How to read and decipher your child’s NAPLAN results

As a parent, receiving your child’s NAPLAN results can be both exciting and overwhelming, especially if you’re unsure about how to interpret the data. Here’s a brief overview of how the results are collated and how to use them to help your child improve their core literacy and numeracy skills.

Understanding the purpose of NAPLAN

NAPLAN stands for National Assessment Program – Literacy and Numeracy, and it’s an annual test administered in Australian schools to students in Years 3, 5, 7, and 9. NAPLAN is a significant part of the Australian Curriculum Assessment and Reporting Authority (ACARA), and it’s designed to assess student performance and provide a detailed report on their achievements in literacy and numeracy in comparison to national averages. It’s important to note that NAPLAN is not a pass/fail test, but rather a tool for evaluating student performance in reading, writing, language conventions, and numeracy.

Understanding your child’s NAPLAN results

Your child’s results will be shown on achievement scales for each assessment area, with a number of ‘bands’ shown on the scale. The expected band level for your child’s year group will be clearly marked, alongside the average score for their year group nationwide and also for their school.

Your child’s personal score will be shown against this scale, so you can see whether they are working at a below average, average or higher than average level for their year group. You can also see how their school performed as a whole compared with other schools.

For NAPLAN results, the national minimum average band level will be shown on the scale.

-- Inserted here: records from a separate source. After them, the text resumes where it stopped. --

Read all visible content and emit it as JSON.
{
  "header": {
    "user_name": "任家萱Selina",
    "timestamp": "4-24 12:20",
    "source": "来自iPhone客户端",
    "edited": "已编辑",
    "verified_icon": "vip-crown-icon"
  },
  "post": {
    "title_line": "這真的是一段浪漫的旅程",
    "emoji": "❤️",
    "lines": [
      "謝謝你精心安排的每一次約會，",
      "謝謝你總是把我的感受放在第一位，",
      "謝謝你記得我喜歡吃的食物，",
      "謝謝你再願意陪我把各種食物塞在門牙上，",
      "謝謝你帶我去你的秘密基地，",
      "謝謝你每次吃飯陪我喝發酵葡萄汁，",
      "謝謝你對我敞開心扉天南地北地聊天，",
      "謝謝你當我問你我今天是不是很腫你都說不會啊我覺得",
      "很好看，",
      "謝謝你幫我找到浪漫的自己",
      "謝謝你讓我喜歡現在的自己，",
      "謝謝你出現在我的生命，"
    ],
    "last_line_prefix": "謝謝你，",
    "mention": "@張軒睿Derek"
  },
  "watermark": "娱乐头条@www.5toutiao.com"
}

These are:

  • Band 2 for Year 3
  • Band 4 for Year 5
  • Band 5 for Year 7
  • Band 6 for Year 9

These results also represent a score, with the national average score for each year level typically around 500 for each subject. The higher the score, the better your child performed.

What to do if the results show knowledge gaps or learning issues

If you discover that your child has gaps in literacy and numeracy, there is no need to panic. There are plenty of ways to help your child address these areas of need. Education Perfect is an excellent resource for students who want to improve their core literacy and numeracy skills. It offers a variety of interactive lessons and quizzes that are aligned with the Australian Curriculum and can help your child improve their understanding of specific subject areas.

Additionally, encouraging your child to read and practice maths problems regularly can also help them improve their performance, as can regularly reading for enjoyment and comprehension.

Where to go for help

If you’re concerned about your child’s NAPLAN results, it’s essential to speak with their teacher. The teacher can provide more detailed information about your child’s performance and may suggest additional resources that can help. You can also contact the Assessment and Reporting Authority in your state or territory for more information about the NAP sample assessments and socio-educational data that are used to evaluate student performance.

Deciphering your child’s NAPLAN results can be confusing, but with a little understanding of the test’s purpose and how to interpret the results, you can use them to help your child see what they can do. 

Remember that NAPLAN is not the only measure of your child’s achievement, and there are many resources available to support your child’s learning and growth. By working with your child’s teacher and encouraging them to practise regularly, you can help them improve their performance and feel more confident in their abilities.